GoldenEar Technology Triton Reference floorstanding loudspeaker
GoldenEar Technology claims as its slogan, “We Make High-End Affordable” and thus far that tagline has been borne out in Hi-Fi+ reviews of GoldenEar models such as the Aon 3 monitor, the Triton Five floorstander, and the then-flagship Triton One floorstander. As a rule this brand doesn’t build speakers down to a price, at least not in the usual sense, but rather seems to set specific sonic goals and then seeks to find the most cost-effective means possible of meeting those goals.
Well, for CES 2017 GoldenEar debuted a new floorstanding loudspeaker called the Triton Reference ($8,498/pair) whose performance sights have been set very, very high indeed. How high? GoldenEar’s press release on the Triton Reference states that the speaker has “been engineered to perform with a dramatic and authoritative voice, comparable to speakers that sell for 10 and more times its surprisingly affordable price.” With this end in view, the Triton Reference—though conceptually similar to a Triton One on steroids—sports an all-new array of drivers including:
· A Reference-version High Velocity Folded Ribbon Heil-type tweeter with a 50% increase in its Neodymium magnet assembly,
· A pair of 6-inch mid-bass drivers with lower mass cones and voice-coil assemblies plus improved magnet structures,

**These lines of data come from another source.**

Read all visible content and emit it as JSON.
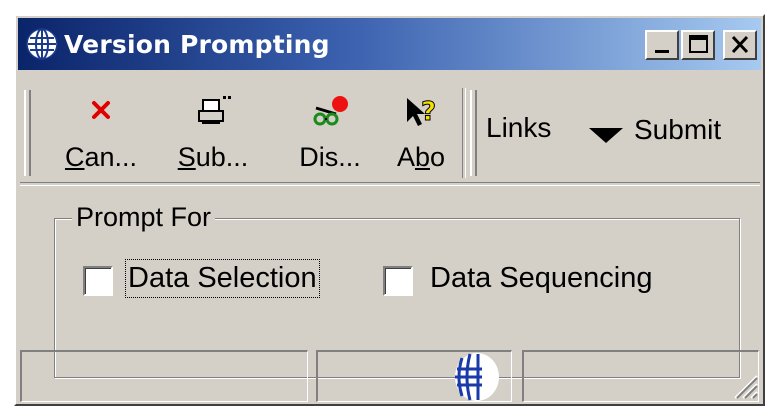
{
  "window": {
    "title": "Version Prompting",
    "controls": {
      "minimize": "_",
      "maximize": "□",
      "close": "X"
    }
  },
  "toolbar": {
    "buttons": [
      {
        "id": "cancel",
        "label": "Can...",
        "mnemonic": "C",
        "rest": "an...",
        "icon": "red-x-icon"
      },
      {
        "id": "submit",
        "label": "Sub...",
        "mnemonic": "S",
        "rest": "ub...",
        "icon": "printer-icon"
      },
      {
        "id": "display",
        "label": "Dis...",
        "mnemonic": "",
        "rest": "Dis...",
        "icon": "glasses-icon"
      },
      {
        "id": "about",
        "label": "Abo",
        "mnemonic": "b",
        "rest": "Abo",
        "icon": "help-pointer-icon"
      }
    ],
    "links_label": "Links",
    "submit_menu_label": "Submit"
  },
  "prompt_group": {
    "legend": "Prompt For",
    "options": [
      {
        "label": "Data Selection",
        "checked": false,
        "focused": true
      },
      {
        "label": "Data Sequencing",
        "checked": false,
        "focused": false
      }
    ]
  },
  "status_bar": {
    "panels": [
      "",
      "",
      ""
    ],
    "icon": "globe-icon"
  },
  "colors": {
    "title_start": "#0a246a",
    "title_end": "#a6caf0",
    "face": "#d4d0c8",
    "cancel_red": "#e00000"
  }
}
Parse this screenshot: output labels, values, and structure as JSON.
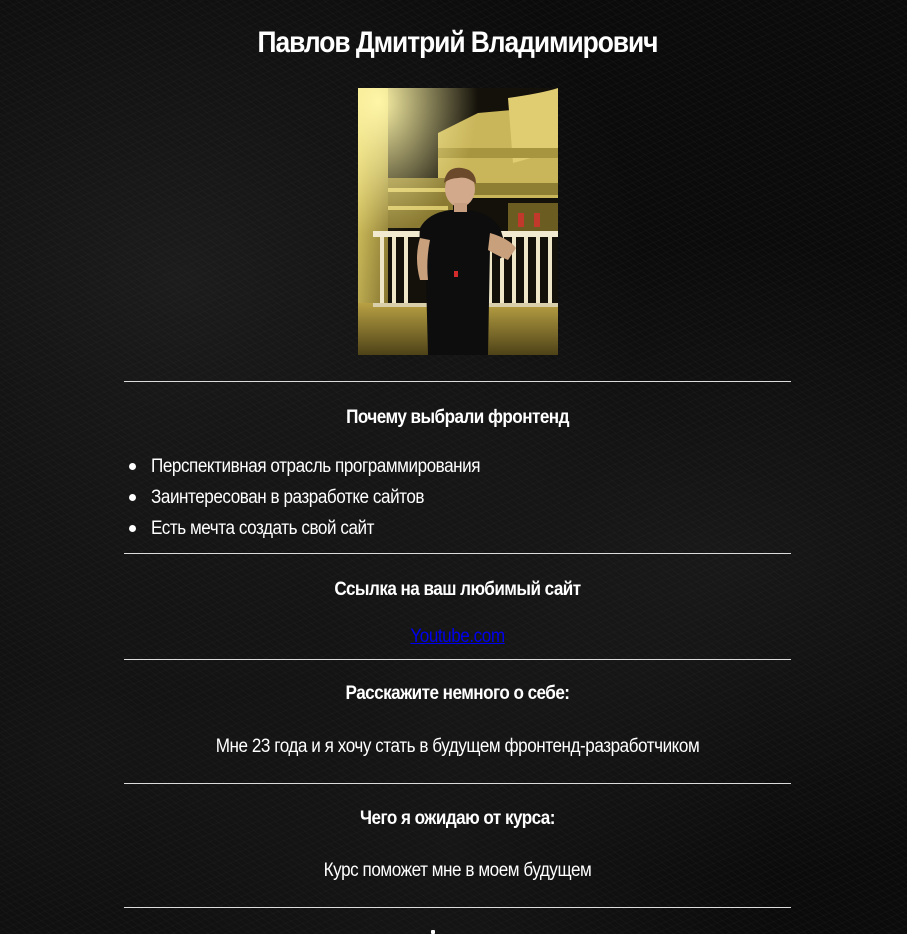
{
  "profile": {
    "name": "Павлов Дмитрий Владимирович",
    "photo_icon": "profile-photo"
  },
  "sections": {
    "why_frontend": {
      "heading": "Почему выбрали фронтенд",
      "items": [
        "Перспективная отрасль программирования",
        "Заинтересован в разработке сайтов",
        "Есть мечта создать свой сайт"
      ]
    },
    "favorite_site": {
      "heading": "Ссылка на ваш любимый сайт",
      "link_text": "Youtube.com"
    },
    "about": {
      "heading": "Расскажите немного о себе:",
      "text": "Мне 23 года и я хочу стать в будущем фронтенд-разработчиком"
    },
    "expectations": {
      "heading": "Чего я ожидаю от курса:",
      "text": "Курс поможет мне в моем будущем"
    }
  },
  "colors": {
    "background": "#0b0b0b",
    "text": "#ffffff",
    "link": "#0000ee",
    "divider": "#dcdcdc"
  }
}
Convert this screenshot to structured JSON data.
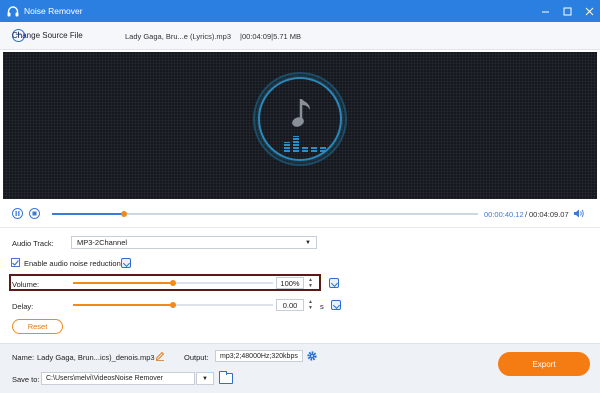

· A trio of 6-inch x 10-inch low frequency drivers featuring a 40% increase in driver surface area vis-à-vis the woofers use in the Triton One and featuring larger diameter voice coils and dramatically improved magnet structures, and
· A quartet of side-firing 10.5-inch x 9.5-inch ‘inertially balanced’ passive radiators that were derived from the design of the firm’s successful SuperSubX powered subwoofer.
Driving the low frequency section of the Triton Reference is a built-in 1800-watt, 56-bit DSP engine-equipped woofer amplifier that is fed through a Reference-specific balanced crossover network. And because the Reference contains built-in low-frequency amplification it is a relatively easy load to drive and one that can marry well great sounding but not necessarily high-powered upper-tier amplifiers. Finally, the cabinet of the Triton Reference was developed through extensive accelerometer testing, which was used to determine the most effective means of distributing internal cabinet bracing to minimise unwanted vibration.
The result is a speaker that, based on a brief but telling listening session, sounds better than it has any right to for its price and that will give a number of higher-priced speakers very, very stiff competition. All the desirable high-end attributes are present and accounted for: taut, deep, and powerful bass with exceptional pitch definition; excellent top-to-bottom resolution and articulacy; precision imaging; and fine, three-dimensional soundstaging.